Did you think I'd bought the farm, kicked the bucket, keeled over, whatever euphemism you care to attach to leaving life behind? Not. In actuality, I have been on an amazing odyssey from hither to yon and back again, and today, with a little Memorial Day Weekend time on my hands, I sat down to tell you all about it...only to discover I had already started to blog it some time back, then apparently forgot to post it. Aughhhh! I think I was waiting for photos, and when I didn't have time to prepare them I checked out of the blog and never made it back.
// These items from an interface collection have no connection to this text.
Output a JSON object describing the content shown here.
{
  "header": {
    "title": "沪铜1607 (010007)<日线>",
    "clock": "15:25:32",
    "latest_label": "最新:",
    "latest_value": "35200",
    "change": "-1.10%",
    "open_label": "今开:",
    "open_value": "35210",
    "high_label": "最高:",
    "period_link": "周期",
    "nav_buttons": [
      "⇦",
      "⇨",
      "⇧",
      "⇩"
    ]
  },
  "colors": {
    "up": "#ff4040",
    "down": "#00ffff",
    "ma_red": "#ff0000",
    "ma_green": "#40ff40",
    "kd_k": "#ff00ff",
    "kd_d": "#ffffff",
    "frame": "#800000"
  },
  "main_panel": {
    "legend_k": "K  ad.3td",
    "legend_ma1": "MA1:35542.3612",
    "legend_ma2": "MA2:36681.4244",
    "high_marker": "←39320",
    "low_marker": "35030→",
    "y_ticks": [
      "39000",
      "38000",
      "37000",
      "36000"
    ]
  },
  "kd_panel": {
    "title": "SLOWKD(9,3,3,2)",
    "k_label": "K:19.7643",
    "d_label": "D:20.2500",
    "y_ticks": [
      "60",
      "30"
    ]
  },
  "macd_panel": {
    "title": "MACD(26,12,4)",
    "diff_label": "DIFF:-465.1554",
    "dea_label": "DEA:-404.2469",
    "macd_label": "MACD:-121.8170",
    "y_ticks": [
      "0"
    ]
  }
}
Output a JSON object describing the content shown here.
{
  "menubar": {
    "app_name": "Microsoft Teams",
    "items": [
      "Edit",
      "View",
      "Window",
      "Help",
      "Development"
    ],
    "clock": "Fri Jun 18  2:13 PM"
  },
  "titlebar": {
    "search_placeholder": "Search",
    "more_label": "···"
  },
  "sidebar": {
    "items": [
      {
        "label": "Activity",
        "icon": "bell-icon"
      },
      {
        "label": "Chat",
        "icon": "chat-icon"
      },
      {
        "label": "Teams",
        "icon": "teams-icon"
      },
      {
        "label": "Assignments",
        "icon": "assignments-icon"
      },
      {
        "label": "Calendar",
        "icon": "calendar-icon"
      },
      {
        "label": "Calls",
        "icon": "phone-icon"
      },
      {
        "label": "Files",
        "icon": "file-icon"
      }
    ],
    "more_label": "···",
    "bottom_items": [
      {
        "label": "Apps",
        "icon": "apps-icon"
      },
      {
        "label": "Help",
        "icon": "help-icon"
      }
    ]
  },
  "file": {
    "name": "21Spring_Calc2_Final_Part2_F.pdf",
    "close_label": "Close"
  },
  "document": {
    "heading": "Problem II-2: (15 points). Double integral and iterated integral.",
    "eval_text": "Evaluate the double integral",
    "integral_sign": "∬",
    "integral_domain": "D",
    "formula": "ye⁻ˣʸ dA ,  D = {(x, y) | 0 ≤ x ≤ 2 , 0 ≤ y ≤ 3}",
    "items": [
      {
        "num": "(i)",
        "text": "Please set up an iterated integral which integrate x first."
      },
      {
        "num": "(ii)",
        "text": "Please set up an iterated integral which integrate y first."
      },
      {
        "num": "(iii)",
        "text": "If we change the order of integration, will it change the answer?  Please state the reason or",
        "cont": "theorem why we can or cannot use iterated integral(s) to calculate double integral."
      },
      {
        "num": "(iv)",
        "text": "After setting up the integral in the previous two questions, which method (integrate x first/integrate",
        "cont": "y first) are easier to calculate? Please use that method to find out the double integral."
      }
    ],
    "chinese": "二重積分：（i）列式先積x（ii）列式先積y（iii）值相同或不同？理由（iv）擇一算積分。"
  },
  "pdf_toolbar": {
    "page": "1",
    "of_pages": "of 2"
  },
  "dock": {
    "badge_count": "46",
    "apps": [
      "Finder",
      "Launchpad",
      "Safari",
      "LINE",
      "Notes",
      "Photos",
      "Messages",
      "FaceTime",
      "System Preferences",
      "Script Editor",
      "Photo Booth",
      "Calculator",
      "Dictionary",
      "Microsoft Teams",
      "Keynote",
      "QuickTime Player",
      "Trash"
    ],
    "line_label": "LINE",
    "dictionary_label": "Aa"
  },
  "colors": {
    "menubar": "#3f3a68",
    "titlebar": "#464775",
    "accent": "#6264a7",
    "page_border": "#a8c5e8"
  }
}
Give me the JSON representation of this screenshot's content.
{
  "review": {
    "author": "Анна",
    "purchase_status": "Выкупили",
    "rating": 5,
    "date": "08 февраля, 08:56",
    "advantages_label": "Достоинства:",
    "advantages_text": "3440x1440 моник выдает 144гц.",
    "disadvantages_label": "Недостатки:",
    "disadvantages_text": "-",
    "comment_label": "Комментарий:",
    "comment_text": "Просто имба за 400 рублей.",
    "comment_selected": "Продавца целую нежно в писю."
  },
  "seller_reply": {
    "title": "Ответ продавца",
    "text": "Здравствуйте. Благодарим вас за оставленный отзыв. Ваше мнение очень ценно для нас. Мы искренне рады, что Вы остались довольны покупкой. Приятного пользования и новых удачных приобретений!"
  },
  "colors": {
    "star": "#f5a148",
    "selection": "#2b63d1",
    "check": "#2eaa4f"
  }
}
A bit symbolic of my suddenly changed life.
An astonishing number of things have happened since January, but I think I'll just start with this old post and try to fill in the rest of the story in a following post or two. Maybe someday I'll get caught up. I'm pretty sure the draft below was written sometime in late February. Here goes:
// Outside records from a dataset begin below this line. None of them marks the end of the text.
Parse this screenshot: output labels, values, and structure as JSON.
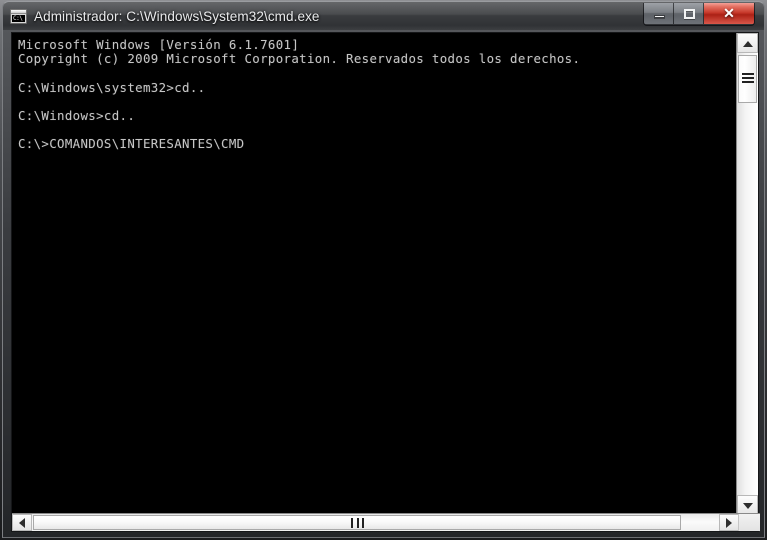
{
  "window": {
    "title": "Administrador: C:\\Windows\\System32\\cmd.exe",
    "icon_name": "cmd-console-icon",
    "icon_glyph": "C:\\",
    "controls": {
      "minimize_label": "—",
      "maximize_label": "□",
      "close_label": "✕"
    },
    "accent_close_color": "#c02a1c",
    "titlebar_color": "#3a3c3f"
  },
  "console": {
    "background_color": "#000000",
    "text_color": "#c6c6c6",
    "lines": [
      "Microsoft Windows [Versión 6.1.7601]",
      "Copyright (c) 2009 Microsoft Corporation. Reservados todos los derechos.",
      "",
      "C:\\Windows\\system32>cd..",
      "",
      "C:\\Windows>cd..",
      "",
      "C:\\>COMANDOS\\INTERESANTES\\CMD"
    ]
  },
  "scrollbars": {
    "vertical": {
      "up_label": "▲",
      "down_label": "▼",
      "thumb_grip": "grip-lines"
    },
    "horizontal": {
      "left_label": "◀",
      "right_label": "▶",
      "thumb_grip": "grip-bars"
    }
  }
}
|Near Macal Bank lodge|
I went to Belize again in December to stay again at Macaw Bank Jungle Lodge. I first went there two years ago, and ever since I had been poring over maps of Belize and reading forums posted by people who live in that area, and wondering how I could make it work to go live there because, to be perfectly frank, I sincerely dislike cold weather. But I love it here in Oregon in the summer, and I love all my friends and neighbors, and it didn't want to make an ill-considered leap into the unknown.
So I arranged for a realtor and builder from Better In Belize, an
|The permaculture garden at Better in Belize|
And when I visited, I was charmed. The area is very similar to the jungle I'd been exploring downstream— same river, parrots, iguanas and oropendulas (my favorite bird at the moment— listen to it here . Imagine waking up to THAT!). There was the same incredible lush green growth all around, positively balmy and moist air (all my wrinkles went away and I looked ten years younger!) and the people living there were very welcoming. I absolutely loved it, even though it rained the entire time I was there.
|Building under a tarp in the rainy season|
On the way back to my lodge I talked with the builder, Jorge, who was accompanying me on my tour, about what I might build. He suggested that I go for an earth-bag home with a metal roof and tank to collect rainwater for household use, a solar array, and composting toilet, plus a propane refrigerator and water heater, because this settlement is entirely off the grid. All for much less that it would cost in Oregon.
|Jungle vegetation is rampant|
And the community is serious about the environment: For starters, if you cut down a tree on your property, you have to plant five native seedlings either there or elsewhere in the community. There are other strict rules in the covenant, designed to keep the settlement environmentally friendly and green. So green, in fact, that you can pass right by someone's house and barely notice it because it must be behind a 10' natural vegetative barrier. Love it!
And to make a long story short, I am in the process of buying about half an acre within sight (well, almost) of an unexcavated Mayan ruin, which is right in the center of the community. I can hardly wait to get to my new plot of rain forest and start my house.
|Riverbank tapir tracks|
If you've never heard of earth bag houses before you're not alone. Here is a link to find out more about them—they're cool. Literally. Especially in the tropics. The walls are 18" thick, which is the ideal width to foil sunshine all day but keep the house cool inside, then radiate warmth into the house at night. Since my new home will be in the Maya Mountains, where it can be a bit chilly at night, that will be absolutely perfect. Mine will not have a beehive shape but regular vertical walls topped by the metal roof for rainwater catchment.
I'm hoping to spend some time sketching every day like I did on my Oregon
|An owl butterfly subject|
- The learning annex may include tropical rainforest preservation; sustainable land management; enhancing wildlife cover and nesting areas; developing trails and study areas; learning and preserving through the landscape of a rainforest; raising awareness and understanding of the interconnected nature of the rainforest and the world; energy and water conservation; propagating native plants; use of plants for food, drink and herbal medicine; and fair trade agricultural initiatives.
|fresh produce in a roadside market|
[and now, back to the present, May 25: Big changes indeed, and much more than I mentioned in this post, because they hadn't happened yet. I'll try to post more this week. Actually, I might tell you about my short foray into Brazil at Christmas, just before I went to Belize.]